While there is no escaping the fact drug and alcohol abuse was responsible for killing his potential for a financially successful career, there’s also no denying the influence he had on popular music. He might never have achieved fame in North America save as an underground star, he toured extensively through-out Europe and Japan both as a member of his various bands and as a solo act and his music influenced everyone from The Sex Pistols to Morrissey. Any question you might have about Thunders’ abilities will be laid to rest by the archival footage of his solo acoustic performances. There is something so incredibly raw and vulnerable about the sight and sound of him standing on stage with his guitar it can bring tears to your eyes.
Johnny Thunders sm
When he was able to open himself up to his music, rid himself of the demons which tormented him, and drove him into the arms of addiction, he shone with the light of true inspiration. It would be easy to dismiss Thunders as another example of a great talent gone to waste through the deprivations of drugs and alcohol, but as the movie makes clear, his death was more than a case of another guy simply overdosing. Garcia and his crew were able to obtain a copy of the coroner’s report on Thunders’ death and it puts things in an entirely different light as it indicated his body showed all the signs of him being in the later stages of leukaemia.

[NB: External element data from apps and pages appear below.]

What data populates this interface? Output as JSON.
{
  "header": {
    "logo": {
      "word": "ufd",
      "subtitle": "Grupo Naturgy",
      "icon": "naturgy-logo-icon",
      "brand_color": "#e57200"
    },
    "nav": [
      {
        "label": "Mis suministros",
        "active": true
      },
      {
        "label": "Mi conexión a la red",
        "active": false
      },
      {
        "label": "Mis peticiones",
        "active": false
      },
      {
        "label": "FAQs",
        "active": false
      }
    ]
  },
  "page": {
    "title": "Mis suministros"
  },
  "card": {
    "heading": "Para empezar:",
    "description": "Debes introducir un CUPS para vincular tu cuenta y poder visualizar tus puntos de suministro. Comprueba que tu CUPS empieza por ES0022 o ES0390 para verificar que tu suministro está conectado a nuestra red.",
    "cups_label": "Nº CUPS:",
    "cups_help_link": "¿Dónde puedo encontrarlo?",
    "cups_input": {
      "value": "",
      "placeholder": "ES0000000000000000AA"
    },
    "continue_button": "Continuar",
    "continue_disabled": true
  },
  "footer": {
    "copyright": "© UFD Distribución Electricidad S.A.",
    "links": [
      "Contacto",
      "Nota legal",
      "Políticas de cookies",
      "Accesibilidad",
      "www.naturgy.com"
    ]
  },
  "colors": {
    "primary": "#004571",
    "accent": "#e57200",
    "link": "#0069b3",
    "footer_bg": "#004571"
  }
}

Interviews with friends who saw him in the months leading up to his death confirm they were worried about his health. He had admitted himself to a detox centre, and was on a methadone program in an attempt to get himself clean, yet he looked to be sicker than ever. Phyllis Stein, the former partner of his long-time friend and fellow Doll and Heartbreaker, the late Jerry Nolan, talked about the last time Nolan saw Thunders before he left New York City for New Orleans. She says Nolan came home shaken and described Thunders as being covered with bruises where there shouldn’t have been any. Stein then tells us how her mother had died of leukaemia when she was a child, and how in the later stages of the disease she displayed the same symptoms.

Yet, in spite of knowing he was very sick, and probably knowing he was dying, from all accounts, Thunders was doing his best to get clean. Instead of doing his best to continue with his seemingly endless quest to escape reality, he seems to have in the end resolved to at least attempt to meet his death face on. Nobody knows for sure what happened the night he died in a New Orleans hotel. The police never looked into why his room had been picked clean of all his money and possessions, or why riga-mortis had frozen him in a foetal position when they finally found him. They just dismissed it as another junkie death.

As Searching For Johnny – The Legend of Johnny Thunders makes perfectly clear, Thunders was more than just another junkie. Nearly 25 years after his death he is still remembered and talked of fondly by his friends and those he played music with. Music he wrote more than thirty years ago is still being played and sought out around the world. You might not be able to put your arms around a memory, but this movie helps to keep the memory of Johnny Thunders alive and reminds us of what he meant to both popular music and those who loved him. If you’ve never understood what all the fuss is about, watch this movie and it will give you at least a glimmer of understanding into the life and times of one of rock and rolls’ great talents. If you did know of him, or know him, watching this movie will break your heart all over again.
[amazon template=iframe image&asin=B00MA152QY]

About Richard Marcus

Richard Marcus is the author of two books commissioned by Ulysses Press, "What Will Happen In Eragon IV?" (2009) and "The Unofficial Heroes Of Olympus Companion". Aside from Blogcritics his work has appeared around the world in publications like the German edition of Rolling Stone Magazine and the multilingual web site Qantara.de. He has been writing for Blogcritics.org since 2005 and has published around 1900 articles at the site.

Check Also

Book Review: ‘Queercore: Queer Punk Media Subculture’ by Curran Nault

'Queercore: Queer Punk Media Subculture' by Curran Nault makes it abundantly clear to any thinking, caring, person why exactly this subculture is so important.